There he was, camera in hand, two rolls of film in his pocket, no technique at all in his head, nervous like on any first time. Although he lacked the courage to do anything, he was dimly aware that in that Yashica, in those films, he was holding a life. He left there late that night, without ever pressing the button.
At the bus stop, it was already dawn when one of the girls from the cabaret passed by and challenged him:
You want to take a picture, eh? You want to take a picture? So then, take a picture of this. She lifted up her skirt and showed her sex.
It was his first photo.


Paths to Nua Island

Does predestination exist? It is hard to know. But there are, certainly, determined catharsis moments in a person’s life that seem to guide him or her in an inevitable direction. When Araquém was a boy, this transformative instant took place in the dark, with the light in front of his eyes, at a midnight movie session, and catapulted him irreversibly into the world of pictures. In his own words:
When I was 14 I wanted to be a journalist, perhaps a writer. I spent my adolescence amidst the vast arid backlands and low-lying marshlands of [the novels by] Guimarães Rosa. He was followed by Lima Barreto, Machado de Assis, J. D. Salinger and Joseph Conrad. In 1970, I enrolled in the College of Communication of Santos.

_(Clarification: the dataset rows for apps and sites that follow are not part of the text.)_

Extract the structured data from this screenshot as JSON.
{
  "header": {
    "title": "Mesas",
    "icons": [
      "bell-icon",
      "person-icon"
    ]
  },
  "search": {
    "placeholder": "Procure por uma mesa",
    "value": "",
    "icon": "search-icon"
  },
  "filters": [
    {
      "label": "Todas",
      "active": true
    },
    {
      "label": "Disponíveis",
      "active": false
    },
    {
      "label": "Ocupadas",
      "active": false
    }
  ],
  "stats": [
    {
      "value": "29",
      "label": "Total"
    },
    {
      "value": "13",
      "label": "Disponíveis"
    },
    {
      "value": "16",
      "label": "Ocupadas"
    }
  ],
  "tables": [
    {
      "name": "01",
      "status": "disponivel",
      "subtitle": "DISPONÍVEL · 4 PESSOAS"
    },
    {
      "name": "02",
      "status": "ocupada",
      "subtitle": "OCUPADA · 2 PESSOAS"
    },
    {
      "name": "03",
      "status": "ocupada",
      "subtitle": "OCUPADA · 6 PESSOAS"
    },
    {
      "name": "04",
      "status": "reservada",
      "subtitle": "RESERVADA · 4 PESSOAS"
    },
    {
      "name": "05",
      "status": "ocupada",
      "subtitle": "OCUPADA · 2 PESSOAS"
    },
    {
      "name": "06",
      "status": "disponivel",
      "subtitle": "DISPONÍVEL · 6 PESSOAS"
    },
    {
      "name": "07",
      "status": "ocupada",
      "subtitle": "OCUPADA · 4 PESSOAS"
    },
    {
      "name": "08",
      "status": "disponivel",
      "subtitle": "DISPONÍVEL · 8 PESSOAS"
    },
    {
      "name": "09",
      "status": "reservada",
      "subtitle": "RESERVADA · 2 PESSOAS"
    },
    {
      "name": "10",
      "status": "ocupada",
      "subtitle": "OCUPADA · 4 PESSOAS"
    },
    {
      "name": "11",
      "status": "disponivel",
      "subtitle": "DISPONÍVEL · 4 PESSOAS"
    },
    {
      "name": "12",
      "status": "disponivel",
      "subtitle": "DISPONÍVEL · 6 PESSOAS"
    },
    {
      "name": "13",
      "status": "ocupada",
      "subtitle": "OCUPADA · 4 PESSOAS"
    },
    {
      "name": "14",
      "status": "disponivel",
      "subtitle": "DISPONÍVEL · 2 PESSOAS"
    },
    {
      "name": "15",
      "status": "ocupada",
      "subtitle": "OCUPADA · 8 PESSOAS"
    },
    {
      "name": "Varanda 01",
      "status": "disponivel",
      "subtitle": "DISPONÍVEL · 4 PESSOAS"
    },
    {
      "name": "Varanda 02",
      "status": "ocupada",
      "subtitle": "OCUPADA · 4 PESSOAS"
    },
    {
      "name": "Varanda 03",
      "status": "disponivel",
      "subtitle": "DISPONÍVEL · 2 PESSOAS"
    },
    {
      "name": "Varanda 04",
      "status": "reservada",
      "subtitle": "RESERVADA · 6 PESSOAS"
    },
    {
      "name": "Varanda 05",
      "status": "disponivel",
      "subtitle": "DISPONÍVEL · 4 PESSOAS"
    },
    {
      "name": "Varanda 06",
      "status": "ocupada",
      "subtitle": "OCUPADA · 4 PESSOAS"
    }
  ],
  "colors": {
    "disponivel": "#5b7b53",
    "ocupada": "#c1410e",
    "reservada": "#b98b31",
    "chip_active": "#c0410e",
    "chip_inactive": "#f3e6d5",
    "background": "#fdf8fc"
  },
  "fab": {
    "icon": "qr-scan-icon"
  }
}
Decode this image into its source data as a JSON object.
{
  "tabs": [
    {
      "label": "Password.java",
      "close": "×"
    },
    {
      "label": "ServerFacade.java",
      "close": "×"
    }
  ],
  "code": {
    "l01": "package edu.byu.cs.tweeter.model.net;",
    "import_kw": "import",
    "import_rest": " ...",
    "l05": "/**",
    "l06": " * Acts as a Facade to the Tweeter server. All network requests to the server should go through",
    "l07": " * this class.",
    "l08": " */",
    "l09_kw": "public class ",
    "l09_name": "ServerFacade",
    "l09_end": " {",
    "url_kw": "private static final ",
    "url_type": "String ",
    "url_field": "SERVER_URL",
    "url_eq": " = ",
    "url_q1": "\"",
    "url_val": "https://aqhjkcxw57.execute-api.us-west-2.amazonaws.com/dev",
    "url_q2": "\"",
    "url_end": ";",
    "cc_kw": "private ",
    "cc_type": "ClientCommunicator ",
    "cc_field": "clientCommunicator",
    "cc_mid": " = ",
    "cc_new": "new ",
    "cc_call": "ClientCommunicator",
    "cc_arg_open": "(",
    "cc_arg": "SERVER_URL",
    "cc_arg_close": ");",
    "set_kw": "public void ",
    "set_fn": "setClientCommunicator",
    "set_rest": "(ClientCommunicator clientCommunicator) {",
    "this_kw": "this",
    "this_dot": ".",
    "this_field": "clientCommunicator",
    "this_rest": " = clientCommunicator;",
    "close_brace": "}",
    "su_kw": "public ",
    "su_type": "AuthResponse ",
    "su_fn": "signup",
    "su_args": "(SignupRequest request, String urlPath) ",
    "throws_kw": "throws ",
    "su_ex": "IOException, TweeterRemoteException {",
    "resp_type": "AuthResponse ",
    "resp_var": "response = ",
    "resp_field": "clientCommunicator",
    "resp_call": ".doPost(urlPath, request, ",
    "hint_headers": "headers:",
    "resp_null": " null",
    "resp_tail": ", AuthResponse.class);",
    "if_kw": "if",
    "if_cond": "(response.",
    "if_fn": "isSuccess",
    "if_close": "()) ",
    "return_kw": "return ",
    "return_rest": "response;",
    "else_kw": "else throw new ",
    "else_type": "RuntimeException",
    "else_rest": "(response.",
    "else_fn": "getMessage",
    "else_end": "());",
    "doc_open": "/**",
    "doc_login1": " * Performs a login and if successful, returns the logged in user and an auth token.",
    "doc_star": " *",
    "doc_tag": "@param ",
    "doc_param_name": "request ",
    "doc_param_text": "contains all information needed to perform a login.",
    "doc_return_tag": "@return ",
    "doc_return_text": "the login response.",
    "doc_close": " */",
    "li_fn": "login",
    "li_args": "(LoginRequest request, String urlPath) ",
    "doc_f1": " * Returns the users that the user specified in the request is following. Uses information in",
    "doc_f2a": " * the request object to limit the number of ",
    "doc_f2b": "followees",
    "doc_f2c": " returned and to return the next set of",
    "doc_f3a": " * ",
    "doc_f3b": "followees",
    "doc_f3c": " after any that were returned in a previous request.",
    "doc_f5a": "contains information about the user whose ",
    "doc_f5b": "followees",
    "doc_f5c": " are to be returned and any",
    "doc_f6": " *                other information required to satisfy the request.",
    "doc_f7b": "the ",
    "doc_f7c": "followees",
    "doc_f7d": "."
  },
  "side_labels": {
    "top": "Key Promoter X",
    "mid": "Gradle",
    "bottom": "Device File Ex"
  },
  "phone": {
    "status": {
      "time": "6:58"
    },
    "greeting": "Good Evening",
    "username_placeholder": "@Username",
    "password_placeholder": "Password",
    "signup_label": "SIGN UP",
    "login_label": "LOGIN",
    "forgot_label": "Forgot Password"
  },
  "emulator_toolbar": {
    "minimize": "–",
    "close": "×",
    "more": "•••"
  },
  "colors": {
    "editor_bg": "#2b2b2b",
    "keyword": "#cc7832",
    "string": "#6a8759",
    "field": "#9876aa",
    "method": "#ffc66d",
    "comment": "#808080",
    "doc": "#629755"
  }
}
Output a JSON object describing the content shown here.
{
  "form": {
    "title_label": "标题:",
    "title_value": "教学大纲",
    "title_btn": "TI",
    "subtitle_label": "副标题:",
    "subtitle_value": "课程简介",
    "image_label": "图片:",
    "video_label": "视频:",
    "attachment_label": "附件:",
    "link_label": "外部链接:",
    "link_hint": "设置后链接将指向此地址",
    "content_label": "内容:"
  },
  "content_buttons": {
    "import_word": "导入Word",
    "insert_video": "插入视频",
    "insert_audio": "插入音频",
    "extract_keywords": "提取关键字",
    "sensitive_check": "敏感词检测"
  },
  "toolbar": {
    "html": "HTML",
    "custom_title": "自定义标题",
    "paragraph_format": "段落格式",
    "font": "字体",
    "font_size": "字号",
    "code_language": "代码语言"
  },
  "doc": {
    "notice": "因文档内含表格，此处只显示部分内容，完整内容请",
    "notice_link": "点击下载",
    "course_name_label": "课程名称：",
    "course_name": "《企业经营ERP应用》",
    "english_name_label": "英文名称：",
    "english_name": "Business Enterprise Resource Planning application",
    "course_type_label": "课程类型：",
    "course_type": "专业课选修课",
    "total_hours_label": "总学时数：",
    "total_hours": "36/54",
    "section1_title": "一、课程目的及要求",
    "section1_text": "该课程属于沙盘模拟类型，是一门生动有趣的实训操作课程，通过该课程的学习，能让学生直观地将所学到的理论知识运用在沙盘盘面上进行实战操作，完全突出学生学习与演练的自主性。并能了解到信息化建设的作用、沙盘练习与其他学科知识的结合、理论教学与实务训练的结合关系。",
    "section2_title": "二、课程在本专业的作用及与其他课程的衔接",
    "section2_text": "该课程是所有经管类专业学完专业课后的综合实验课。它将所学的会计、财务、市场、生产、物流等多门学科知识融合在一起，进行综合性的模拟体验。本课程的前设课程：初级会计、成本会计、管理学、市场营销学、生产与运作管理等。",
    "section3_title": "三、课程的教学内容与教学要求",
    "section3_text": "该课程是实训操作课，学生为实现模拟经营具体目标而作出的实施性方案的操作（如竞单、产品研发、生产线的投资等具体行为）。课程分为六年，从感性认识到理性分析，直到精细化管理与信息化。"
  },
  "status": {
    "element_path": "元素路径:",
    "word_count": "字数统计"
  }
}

I was soon working in the branch office of the newspapers Estadão and Jornal da Tarde.


Profession of faith

My photos are a song of love to nature and to the Brazilian people.
They spring from the villages, the countryside, the urban outskirts, the factory floors, the holds of ships.
The front and the back, the story at a glance.
On the one hand, this immense fertile Amazonian country, a true symphony of beauty.
On the other, the murderous rape of the ecological sanctuaries, the degradation of nature with impunity, the plundered, voiceless people.
I take photos for the archives of our memory, as Baudelaire said.
I am aware that my photos will soon be precious relics, evidence of what was lost.
It is necessary to document, because everything is quickly being destroyed.
Man has separated from nature and ignorantly thinks he can rule over and tame the vast biological complex according to his desires, even though it is he who is actually submitted to it, by higher laws.
I am a combative artist, untamed, a traveler and collector of worlds.



Once, in Cubatão, in the early 1970s, a storm of acid rain fell on my head. My body was drenched in liquid pollution.
While I was running for shelter I perceived that all that pollution is what caused acephalus children to be born and that this calamity befell mainly the most miserable in society. There, in that ravaged land, I took my first steps toward understanding what sustainability is. I understood that our lives depend on a healthy earth – and there is no healthy earth without social well-being!
The other day my grandson, by chance, asked me how the future will be. I felt like telling him that we are quickly approaching a climate catastrophe which will spell the extinction of species, the spreading of deserts, decimated forests, devastating fires, cyclones, hurricanes.


Take on our Macunaíma

To photograph Brazil it is necessary to assume our Macunaíma nature, our Carib heritage, our instinctive aesthetic.
To see through the lenses of Guimarães Rosa, Lima Barreto, Euclides da Cunha, Oswald and Mario de Andrade, Glauber Rocha and others.
The new is here in the virgin forest, in the knowledge of our people.
It is necessary to unbury the forgotten Brazil, to cultivate our true roots.
To hunt pictures with the passion of an experimenter.
It is a slow, painful pilgrimage, because the photographer will see a devastated nature and a Brazilian who has succumbed, made of hunger and silence.
But he knows that the closer he gets to his people the nearer he will be to capturing their character.